What is a true legacy? A legacy is not measured simply by the items or work you leave behind, but by what you have created in others that lives on. Norman Lesh, who passed away last year at age 84, created an immense legacy of doing good deeds.
Now his family hopes to inspire others with his passion for philanthropy so that we all may create our own powerful legacies.
To perpetuate and memorialize his kindness and compassion, the family has created an annual grant called “The Norman Lesh Philanthropy Award.” The award, to be presented at the Ottawa Jewish Community Foundation Annual General Meeting each spring, is aimed at an individual, group or charity engaged in philanthropic entrepreneurial activity that offers ongoing benefits to the Ottawa Jewish community, or the broader Ottawa community.
Born and raised in Ottawa, Norman gave his time and energy to helping the entire Ottawa community. His philanthropy transcended philosophic and religious differences, and he was involved with many diverse organizations and groups.
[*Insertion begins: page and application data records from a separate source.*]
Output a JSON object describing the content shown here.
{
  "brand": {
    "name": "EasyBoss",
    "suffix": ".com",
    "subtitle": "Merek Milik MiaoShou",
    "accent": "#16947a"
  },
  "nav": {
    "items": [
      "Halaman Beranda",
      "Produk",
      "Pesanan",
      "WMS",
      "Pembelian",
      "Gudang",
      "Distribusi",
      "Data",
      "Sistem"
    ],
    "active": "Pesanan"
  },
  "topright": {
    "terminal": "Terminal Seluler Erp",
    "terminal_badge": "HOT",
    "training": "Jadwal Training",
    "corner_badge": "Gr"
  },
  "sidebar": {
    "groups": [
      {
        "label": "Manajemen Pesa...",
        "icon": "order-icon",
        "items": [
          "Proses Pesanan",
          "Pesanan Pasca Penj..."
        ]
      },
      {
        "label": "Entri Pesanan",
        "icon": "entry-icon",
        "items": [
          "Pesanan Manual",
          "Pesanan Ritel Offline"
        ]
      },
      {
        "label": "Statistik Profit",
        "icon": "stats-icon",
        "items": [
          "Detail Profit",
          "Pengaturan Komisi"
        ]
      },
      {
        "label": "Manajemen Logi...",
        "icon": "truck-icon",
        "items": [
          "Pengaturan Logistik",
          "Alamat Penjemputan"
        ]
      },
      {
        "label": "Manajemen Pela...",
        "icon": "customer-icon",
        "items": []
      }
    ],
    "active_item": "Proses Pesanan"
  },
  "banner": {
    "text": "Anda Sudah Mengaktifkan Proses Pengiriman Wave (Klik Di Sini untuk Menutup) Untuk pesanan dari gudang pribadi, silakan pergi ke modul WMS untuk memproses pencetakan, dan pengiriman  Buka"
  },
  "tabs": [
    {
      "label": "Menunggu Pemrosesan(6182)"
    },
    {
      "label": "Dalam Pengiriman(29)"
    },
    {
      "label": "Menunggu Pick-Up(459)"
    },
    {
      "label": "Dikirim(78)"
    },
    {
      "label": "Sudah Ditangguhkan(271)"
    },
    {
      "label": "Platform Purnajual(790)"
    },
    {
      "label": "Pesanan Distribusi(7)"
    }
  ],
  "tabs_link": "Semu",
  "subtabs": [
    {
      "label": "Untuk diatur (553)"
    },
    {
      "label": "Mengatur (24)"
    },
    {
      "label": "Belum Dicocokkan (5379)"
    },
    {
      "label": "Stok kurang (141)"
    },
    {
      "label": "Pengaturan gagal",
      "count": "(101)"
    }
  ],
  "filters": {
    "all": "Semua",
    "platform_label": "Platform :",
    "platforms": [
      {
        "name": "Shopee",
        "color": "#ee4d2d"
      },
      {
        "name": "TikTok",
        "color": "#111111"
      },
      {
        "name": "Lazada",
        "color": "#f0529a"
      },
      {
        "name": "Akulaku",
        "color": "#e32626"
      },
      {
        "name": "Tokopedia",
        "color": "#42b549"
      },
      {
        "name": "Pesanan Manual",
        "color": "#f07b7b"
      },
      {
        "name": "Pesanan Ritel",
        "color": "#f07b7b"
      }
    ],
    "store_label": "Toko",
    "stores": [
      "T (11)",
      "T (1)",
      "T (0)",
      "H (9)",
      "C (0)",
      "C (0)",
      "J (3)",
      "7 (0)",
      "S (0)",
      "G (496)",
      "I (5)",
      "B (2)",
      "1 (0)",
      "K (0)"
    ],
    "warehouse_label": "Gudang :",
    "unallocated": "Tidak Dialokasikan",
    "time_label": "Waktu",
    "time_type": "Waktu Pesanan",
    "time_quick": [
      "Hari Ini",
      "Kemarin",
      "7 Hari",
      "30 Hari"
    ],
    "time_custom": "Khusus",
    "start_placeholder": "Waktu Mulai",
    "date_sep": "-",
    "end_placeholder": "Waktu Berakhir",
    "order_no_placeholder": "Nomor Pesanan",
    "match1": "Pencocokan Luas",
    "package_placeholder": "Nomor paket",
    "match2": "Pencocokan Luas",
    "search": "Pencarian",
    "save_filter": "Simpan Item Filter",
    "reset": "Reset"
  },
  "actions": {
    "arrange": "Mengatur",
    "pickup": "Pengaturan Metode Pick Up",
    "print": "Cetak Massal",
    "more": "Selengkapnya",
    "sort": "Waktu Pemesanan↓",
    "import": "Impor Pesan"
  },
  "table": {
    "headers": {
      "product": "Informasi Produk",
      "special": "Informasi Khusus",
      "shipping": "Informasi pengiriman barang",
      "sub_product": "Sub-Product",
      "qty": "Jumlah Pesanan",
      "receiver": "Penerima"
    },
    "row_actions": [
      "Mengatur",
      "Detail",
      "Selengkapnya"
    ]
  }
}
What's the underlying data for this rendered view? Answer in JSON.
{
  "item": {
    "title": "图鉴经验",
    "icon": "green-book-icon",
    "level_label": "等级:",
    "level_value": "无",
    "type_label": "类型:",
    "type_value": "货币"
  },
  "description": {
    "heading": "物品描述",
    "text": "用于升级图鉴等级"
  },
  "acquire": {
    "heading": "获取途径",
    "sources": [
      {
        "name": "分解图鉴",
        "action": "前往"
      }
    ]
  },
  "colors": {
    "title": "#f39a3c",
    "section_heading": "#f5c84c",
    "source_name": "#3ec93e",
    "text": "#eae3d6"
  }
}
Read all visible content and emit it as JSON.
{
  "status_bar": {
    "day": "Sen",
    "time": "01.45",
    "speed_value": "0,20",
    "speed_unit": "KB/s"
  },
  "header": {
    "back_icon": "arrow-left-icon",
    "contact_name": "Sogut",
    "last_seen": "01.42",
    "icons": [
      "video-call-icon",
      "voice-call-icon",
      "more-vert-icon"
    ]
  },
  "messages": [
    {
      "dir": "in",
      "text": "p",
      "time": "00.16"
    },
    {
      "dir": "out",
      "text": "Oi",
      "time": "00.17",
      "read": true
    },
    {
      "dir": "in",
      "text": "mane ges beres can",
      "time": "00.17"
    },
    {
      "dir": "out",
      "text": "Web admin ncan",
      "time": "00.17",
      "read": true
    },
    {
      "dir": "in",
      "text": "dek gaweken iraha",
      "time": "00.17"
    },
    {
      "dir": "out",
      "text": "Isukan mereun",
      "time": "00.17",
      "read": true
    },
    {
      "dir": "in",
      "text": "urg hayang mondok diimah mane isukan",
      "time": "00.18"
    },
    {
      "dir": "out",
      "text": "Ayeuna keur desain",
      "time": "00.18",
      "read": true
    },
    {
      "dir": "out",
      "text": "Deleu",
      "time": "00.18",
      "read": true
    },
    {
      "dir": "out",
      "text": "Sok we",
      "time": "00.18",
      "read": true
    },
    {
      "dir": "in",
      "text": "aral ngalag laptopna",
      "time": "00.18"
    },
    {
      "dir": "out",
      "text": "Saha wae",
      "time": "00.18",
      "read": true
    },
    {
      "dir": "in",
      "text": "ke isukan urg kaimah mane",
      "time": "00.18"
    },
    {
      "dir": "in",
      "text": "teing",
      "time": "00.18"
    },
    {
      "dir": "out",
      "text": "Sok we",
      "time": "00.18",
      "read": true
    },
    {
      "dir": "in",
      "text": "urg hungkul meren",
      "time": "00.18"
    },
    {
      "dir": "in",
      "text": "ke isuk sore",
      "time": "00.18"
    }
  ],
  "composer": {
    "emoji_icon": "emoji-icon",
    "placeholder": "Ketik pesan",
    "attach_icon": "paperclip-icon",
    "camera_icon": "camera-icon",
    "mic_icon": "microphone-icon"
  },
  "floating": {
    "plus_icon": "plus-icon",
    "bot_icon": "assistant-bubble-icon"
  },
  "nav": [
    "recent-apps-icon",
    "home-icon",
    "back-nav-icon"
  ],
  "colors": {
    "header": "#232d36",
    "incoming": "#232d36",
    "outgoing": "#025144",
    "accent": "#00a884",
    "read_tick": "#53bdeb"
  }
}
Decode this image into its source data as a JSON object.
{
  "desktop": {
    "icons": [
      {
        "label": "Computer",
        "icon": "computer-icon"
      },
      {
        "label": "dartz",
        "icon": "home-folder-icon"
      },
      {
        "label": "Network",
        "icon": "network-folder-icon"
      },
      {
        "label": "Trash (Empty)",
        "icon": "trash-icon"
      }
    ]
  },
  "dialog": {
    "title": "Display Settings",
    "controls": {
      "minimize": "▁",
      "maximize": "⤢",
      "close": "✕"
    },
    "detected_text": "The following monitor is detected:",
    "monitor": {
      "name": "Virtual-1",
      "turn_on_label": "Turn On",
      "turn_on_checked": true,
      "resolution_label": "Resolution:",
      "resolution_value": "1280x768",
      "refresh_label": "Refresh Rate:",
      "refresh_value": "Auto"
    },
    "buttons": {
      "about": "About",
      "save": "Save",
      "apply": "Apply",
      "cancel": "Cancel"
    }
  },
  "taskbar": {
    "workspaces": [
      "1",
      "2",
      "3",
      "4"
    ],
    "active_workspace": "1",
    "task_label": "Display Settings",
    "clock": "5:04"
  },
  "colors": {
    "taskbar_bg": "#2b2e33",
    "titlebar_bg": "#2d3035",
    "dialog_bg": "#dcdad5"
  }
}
The list of his leadership, volunteer roles and accomplishments is equally long.
Professionally, he ended his business career as senior vice-president of M Loeb Ltd., one of Canada’s largest grocery chains. His volunteer roles included serving as president of the Ottawa Jewish Community Foundation and president of Parliament Lodge of B’nai Brith, where he was instrumental in the development of the annual Millionaire’s Night Fundraiser.
He was honoured by the Jewish National Fund as their Negev Dinner honouree in 1989; he was a Hall of Fame member of Rideau Kiwanis and was awarded the International Kiwanis Legion of Honour in 2003. The Kiwanis’ honours were in part because he was instrumental in creating the Rideau Kiwanis Coupon Program and Christmas cake fundraiser, which raised millions of dollars for various charities.
Despite a busy professional and family life – Norman was married to Isabel for 59 years and they had four children, Don (Liz), Sharon (Paul), Cheryl (Andre) and Steven (Hildy), and 11 grandchildren – he still made time for so much more.
“I often asked myself, ‘Why was Dad so involved?’” said Steven Lesh. “Dad never really spoke of this. He just quietly went forward with his selfless efforts. My firm belief is that he quite simply wanted to help those that were less fortunate. It was what living his life was about. Helping others was what brought joy to Dad’s life.”
In fact, one of the best ways to understand the type of man Norman was is to describe his actions behind the scenes.
Steven remembers how his father took care of a relative who had not previously been a close part of the family, but who was now old and living alone.
“Dad was a real busy guy with his job, his real estate management, his philanthropic work and his wife and four children, yet here he was going over to this man’s apartment and making sure that he was well looked after. He never spoke of this. He just did it.
“I think this was a more meaningful life lesson to me than any of the other pursuits that led to millions of dollars
for the community. This was the meaning of his life – what he was put on this Earth to do.
“He didn’t study the Talmud, but he certainly led his life according to the edict of ‘whoever saves one life, saves the entire world.’”
Norman Lesh’s contributions have enhanced and enriched the quality of life for our community and beyond. His work has inspired and supported programs that were innovative and creative, and it is a testimony to his legacy that the award named in his honour will support similar deserving initiatives in the future. Moreover, it is his family’s sincere hope that his example will also inspire others to build their own legacy through the resources of the Foundation.
For more information about The Norman Lesh Philanthropy Award, contact Foundation Director of Development Arieh Rosenblum at firstname.lastname@example.org or 613-798-4696, ext. 270.